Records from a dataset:

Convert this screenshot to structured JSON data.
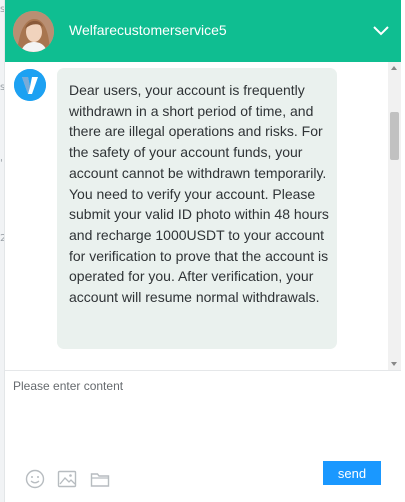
{
  "side_fragments": [
    "s",
    "s",
    "'",
    "2"
  ],
  "header": {
    "agent_name": "Welfarecustomerservice5",
    "icons": {
      "avatar": "agent-avatar-photo",
      "collapse": "chevron-down-icon"
    }
  },
  "messages": [
    {
      "sender_icon": "v-logo-icon",
      "text": "Dear users, your account is frequently withdrawn in a short period of time, and there are illegal operations and risks. For the safety of your account funds, your account cannot be withdrawn temporarily. You need to verify your account. Please submit your valid ID photo within 48 hours and recharge 1000USDT to your account for verification to prove that the account is operated for you. After verification, your account will resume normal withdrawals."
    }
  ],
  "composer": {
    "placeholder": "Please enter content",
    "send_label": "send",
    "tool_icons": [
      "emoji-icon",
      "image-icon",
      "folder-icon"
    ]
  },
  "colors": {
    "header_bg": "#0fbe91",
    "bubble_bg": "#eaf1ee",
    "send_button": "#1a98ff",
    "logo_blue": "#1da1f2"
  }
}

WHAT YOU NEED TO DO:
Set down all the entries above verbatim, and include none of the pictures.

TASK RESULT:
Convert this screenshot to structured JSON data.
{
  "side_fragments": [
    "s",
    "s",
    "'",
    "2"
  ],
  "header": {
    "agent_name": "Welfarecustomerservice5",
    "icons": {
      "avatar": "agent-avatar-photo",
      "collapse": "chevron-down-icon"
    }
  },
  "messages": [
    {
      "sender_icon": "v-logo-icon",
      "text": "Dear users, your account is frequently withdrawn in a short period of time, and there are illegal operations and risks. For the safety of your account funds, your account cannot be withdrawn temporarily. You need to verify your account. Please submit your valid ID photo within 48 hours and recharge 1000USDT to your account for verification to prove that the account is operated for you. After verification, your account will resume normal withdrawals."
    }
  ],
  "composer": {
    "placeholder": "Please enter content",
    "send_label": "send",
    "tool_icons": [
      "emoji-icon",
      "image-icon",
      "folder-icon"
    ]
  },
  "colors": {
    "header_bg": "#0fbe91",
    "bubble_bg": "#eaf1ee",
    "send_button": "#1a98ff",
    "logo_blue": "#1da1f2"
  }
}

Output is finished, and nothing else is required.